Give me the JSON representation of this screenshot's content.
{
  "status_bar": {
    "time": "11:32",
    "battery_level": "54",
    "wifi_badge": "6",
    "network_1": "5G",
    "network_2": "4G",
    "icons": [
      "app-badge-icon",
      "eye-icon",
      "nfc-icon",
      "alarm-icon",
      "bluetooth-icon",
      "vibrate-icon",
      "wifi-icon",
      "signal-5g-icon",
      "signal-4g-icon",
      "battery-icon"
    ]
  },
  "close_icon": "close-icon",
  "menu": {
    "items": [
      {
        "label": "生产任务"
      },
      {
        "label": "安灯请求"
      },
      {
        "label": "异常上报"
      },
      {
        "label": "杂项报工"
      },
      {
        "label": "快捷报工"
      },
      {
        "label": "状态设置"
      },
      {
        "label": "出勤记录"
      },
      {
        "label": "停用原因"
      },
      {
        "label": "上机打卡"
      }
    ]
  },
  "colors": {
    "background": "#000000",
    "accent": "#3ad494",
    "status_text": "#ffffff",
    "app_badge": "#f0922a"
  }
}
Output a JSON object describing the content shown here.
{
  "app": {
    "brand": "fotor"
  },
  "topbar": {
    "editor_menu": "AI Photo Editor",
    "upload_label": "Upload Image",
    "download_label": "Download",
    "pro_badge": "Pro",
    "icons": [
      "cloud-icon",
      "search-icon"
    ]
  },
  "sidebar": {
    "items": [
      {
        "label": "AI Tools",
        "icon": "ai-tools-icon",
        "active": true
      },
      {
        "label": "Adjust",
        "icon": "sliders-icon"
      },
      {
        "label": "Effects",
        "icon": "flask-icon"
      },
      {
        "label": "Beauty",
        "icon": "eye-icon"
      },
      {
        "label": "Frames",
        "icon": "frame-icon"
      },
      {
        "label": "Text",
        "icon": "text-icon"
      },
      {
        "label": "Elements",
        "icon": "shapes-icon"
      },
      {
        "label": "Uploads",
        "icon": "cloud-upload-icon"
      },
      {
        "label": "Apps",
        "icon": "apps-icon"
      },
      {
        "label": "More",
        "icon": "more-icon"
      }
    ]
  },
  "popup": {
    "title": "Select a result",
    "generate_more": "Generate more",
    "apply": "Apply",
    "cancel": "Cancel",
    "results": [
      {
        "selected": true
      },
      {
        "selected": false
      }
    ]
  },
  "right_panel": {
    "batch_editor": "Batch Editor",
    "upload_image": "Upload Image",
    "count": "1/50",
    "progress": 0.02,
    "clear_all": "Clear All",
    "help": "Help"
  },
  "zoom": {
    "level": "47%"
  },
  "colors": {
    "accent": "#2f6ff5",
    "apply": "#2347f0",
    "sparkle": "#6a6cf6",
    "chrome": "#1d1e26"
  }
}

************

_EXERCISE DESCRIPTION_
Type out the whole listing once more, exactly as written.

_SOLUTION TO THE PROBLEM_
Give me the JSON representation of this screenshot's content.
{
  "status_bar": {
    "time": "11:32",
    "battery_level": "54",
    "wifi_badge": "6",
    "network_1": "5G",
    "network_2": "4G",
    "icons": [
      "app-badge-icon",
      "eye-icon",
      "nfc-icon",
      "alarm-icon",
      "bluetooth-icon",
      "vibrate-icon",
      "wifi-icon",
      "signal-5g-icon",
      "signal-4g-icon",
      "battery-icon"
    ]
  },
  "close_icon": "close-icon",
  "menu": {
    "items": [
      {
        "label": "生产任务"
      },
      {
        "label": "安灯请求"
      },
      {
        "label": "异常上报"
      },
      {
        "label": "杂项报工"
      },
      {
        "label": "快捷报工"
      },
      {
        "label": "状态设置"
      },
      {
        "label": "出勤记录"
      },
      {
        "label": "停用原因"
      },
      {
        "label": "上机打卡"
      }
    ]
  },
  "colors": {
    "background": "#000000",
    "accent": "#3ad494",
    "status_text": "#ffffff",
    "app_badge": "#f0922a"
  }
}
Output a JSON object describing the content shown here.
{
  "app": {
    "brand": "fotor"
  },
  "topbar": {
    "editor_menu": "AI Photo Editor",
    "upload_label": "Upload Image",
    "download_label": "Download",
    "pro_badge": "Pro",
    "icons": [
      "cloud-icon",
      "search-icon"
    ]
  },
  "sidebar": {
    "items": [
      {
        "label": "AI Tools",
        "icon": "ai-tools-icon",
        "active": true
      },
      {
        "label": "Adjust",
        "icon": "sliders-icon"
      },
      {
        "label": "Effects",
        "icon": "flask-icon"
      },
      {
        "label": "Beauty",
        "icon": "eye-icon"
      },
      {
        "label": "Frames",
        "icon": "frame-icon"
      },
      {
        "label": "Text",
        "icon": "text-icon"
      },
      {
        "label": "Elements",
        "icon": "shapes-icon"
      },
      {
        "label": "Uploads",
        "icon": "cloud-upload-icon"
      },
      {
        "label": "Apps",
        "icon": "apps-icon"
      },
      {
        "label": "More",
        "icon": "more-icon"
      }
    ]
  },
  "popup": {
    "title": "Select a result",
    "generate_more": "Generate more",
    "apply": "Apply",
    "cancel": "Cancel",
    "results": [
      {
        "selected": true
      },
      {
        "selected": false
      }
    ]
  },
  "right_panel": {
    "batch_editor": "Batch Editor",
    "upload_image": "Upload Image",
    "count": "1/50",
    "progress": 0.02,
    "clear_all": "Clear All",
    "help": "Help"
  },
  "zoom": {
    "level": "47%"
  },
  "colors": {
    "accent": "#2f6ff5",
    "apply": "#2347f0",
    "sparkle": "#6a6cf6",
    "chrome": "#1d1e26"
  }
}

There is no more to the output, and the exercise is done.